Guiding Pathways offers adult day program
Written by KAREN NADLER COTA Sentinel Lifestyles Editor
Wednesday, 13 February 2013 11:47
For well over a decade, central Wood County has lacked any kind of real adult day program.
That fact has troubled a growing number of local agencies, individuals and businesses that serve seniors. In response, several of those concerned have now joined forces to offer "Guiding Pathways."
A day-program for those concerned about problems they may be having with cognition or memory, Guiding Pathways is a new collaboration of the Wood County Committee on Aging, Wood Lane, Bowling Green Manor and First Christian Church.
Currently, Guiding Pathways is being offered only on a monthly basis, and new attendees are welcome.
The next session is set to take place this Friday from 9 a.m.-3 p.m. The anticipated theme is "Sweethearts, Sweet Treats".
"We're doing it the third Friday of each month," said Denise Niese, WCCOA executive director.
"This year we're dipping our toes into the water. Our end goal is to establish a five-day-a-week" program next year.
"The aim is to promote social interaction, memory stimulation and a way to connect people into a community," said Danielle Brogley, WCCOA programming director.
"We're seeing more and more people coming into the senior centers (around the county) who are having cognition issues," explained Niese. "We can handle them for quite awhile but if they get to wandering, or where they're frustrated or showing irritation," a different kind of program is called for.
"We want (people with early-stage dementia) to stay in their homes longer but there's nowhere here in town that they can take them," said Brogley.
Guiding Pathways will also address the growing need for respite for caregivers in the central part of the county. "Perrysburg and North Baltimore are the closest, but that's still pretty far," said Brogley. "There's a small place on Commerce Drive in Perrysburg, and North Baltimore's Briar Hill has a room set aside if someone needs respite."
Plans call for Guiding Pathways to fill a large gap.
"It's not to be restricted to those 60 and over," clarified Niese. "It's for any person who has mild to moderate cognition issues," such as early stroke victims "or vets who are returning from war after head trauma. You might have a 45-year-old, or a newly diagnosed 85-year-old."
"It could be anybody experiencing concerns about their memory," added Brogley, such as people with post traumatic stress including Vietnam vets, some with Parkinson's, developmental disabilities clients, people who are looking for company - anybody who has some kind of independent challenge, and diagnosed."

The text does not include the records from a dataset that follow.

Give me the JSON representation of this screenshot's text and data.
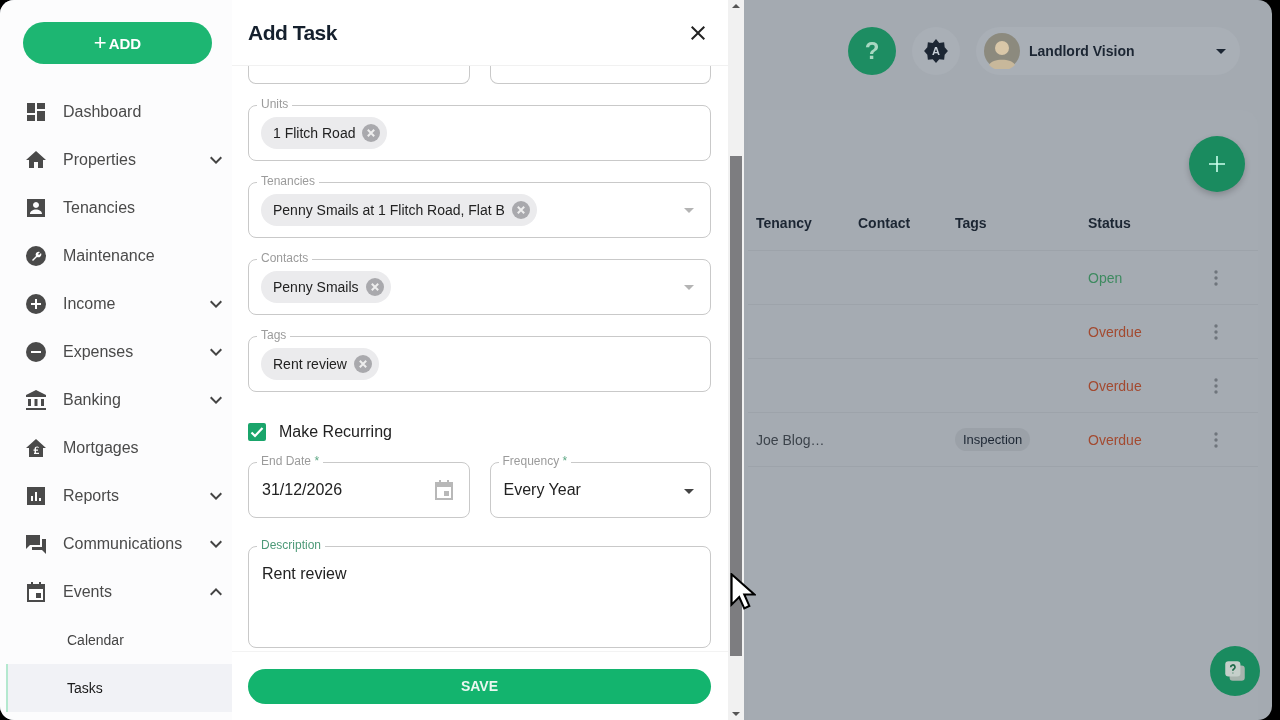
{
  "sidebar": {
    "add_button": {
      "icon": "+",
      "label": "ADD"
    },
    "items": [
      {
        "label": "Dashboard"
      },
      {
        "label": "Properties",
        "expanded": false
      },
      {
        "label": "Tenancies"
      },
      {
        "label": "Maintenance"
      },
      {
        "label": "Income",
        "expanded": false
      },
      {
        "label": "Expenses",
        "expanded": false
      },
      {
        "label": "Banking",
        "expanded": false
      },
      {
        "label": "Mortgages"
      },
      {
        "label": "Reports",
        "expanded": false
      },
      {
        "label": "Communications",
        "expanded": false
      },
      {
        "label": "Events",
        "expanded": true,
        "children": [
          {
            "label": "Calendar",
            "selected": false
          },
          {
            "label": "Tasks",
            "selected": true
          }
        ]
      }
    ]
  },
  "dialog": {
    "title": "Add Task",
    "cut_fields": [
      {
        "kind": "outlined"
      },
      {
        "kind": "outlined"
      }
    ],
    "chip_fields": [
      {
        "label": "Units",
        "chips": [
          "1 Flitch Road"
        ],
        "dropdown": false
      },
      {
        "label": "Tenancies",
        "chips": [
          "Penny Smails at 1 Flitch Road, Flat B"
        ],
        "dropdown": true
      },
      {
        "label": "Contacts",
        "chips": [
          "Penny Smails"
        ],
        "dropdown": true
      },
      {
        "label": "Tags",
        "chips": [
          "Rent review"
        ],
        "dropdown": false
      }
    ],
    "recurring": {
      "label": "Make Recurring",
      "checked": true
    },
    "end_date": {
      "label": "End Date",
      "asterisk": "*",
      "value": "31/12/2026"
    },
    "frequency": {
      "label": "Frequency",
      "asterisk": "*",
      "value": "Every Year"
    },
    "description": {
      "label": "Description",
      "value": "Rent review",
      "focused": true
    },
    "save_button": "SAVE"
  },
  "header": {
    "help_button": "?",
    "theme_badge": "A",
    "user_name": "Landlord Vision"
  },
  "table": {
    "columns": [
      "Tenancy",
      "Contact",
      "Tags",
      "Status"
    ],
    "rows": [
      {
        "status": "Open",
        "color": "#3e8a60"
      },
      {
        "status": "Overdue",
        "color": "#a34a30"
      },
      {
        "status": "Overdue",
        "color": "#a34a30"
      },
      {
        "tenancy": "Joe Blog…",
        "tag": "Inspection",
        "status": "Overdue",
        "color": "#a34a30"
      }
    ]
  }
}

Wood Lane is one of the agencies involved in Guiding Pathways since DD clients tend to have earlier-onset dementia than the general population - in their 50s rather than 80s or 90s.
Niese said WCCOA's Board of Directors gave her permission back in April to join with community partners to form the new program.
When Pastor Brent Pomeroy and the board of elders at First Christian Church first learned about plans for Guiding Pathways, they were immediately enthusiastic.
"We were approached by several people," said Pomeroy. "Denise Niese was one of them; Brooke Harrison (from next-door neighbor Bowling Green Manor) was another. They said they were searching for a site and they were really impressed with our facility."
The first day of Guiding Pathways took place Jan. 18 in the large fellowship room at First Christian, on the corner of Haskins and Poe Roads. Activities included "laughter exercises, creating our own snow, an indoor nature walk, creating angels for cancer patients, and music therapy," Brogley explained.
The program welcomes caregivers as well, but hopes to provide the caregiver with an opportunity to spend the day focusing on himself or herself.
One caregiver said she really liked the program, which she credited as giving her "a little time to be me." Her husband also seemed to enjoy the day.
One of First Christian's own members attended that initial session and very much enjoyed the day, noted Pomeroy.
A typical day will include small group activities, laughter therapy, chair exercises, stimulating brain activities and games, as well as nature fitness. Lunch and snacks are included in the day, with diabetic options available.
There is a $10 program fee for Guiding Pathways.
Anyone who feels they or a loved one would benefit from it may contact Brogley at (419) 353-5661 or 1-800-367-4935, or email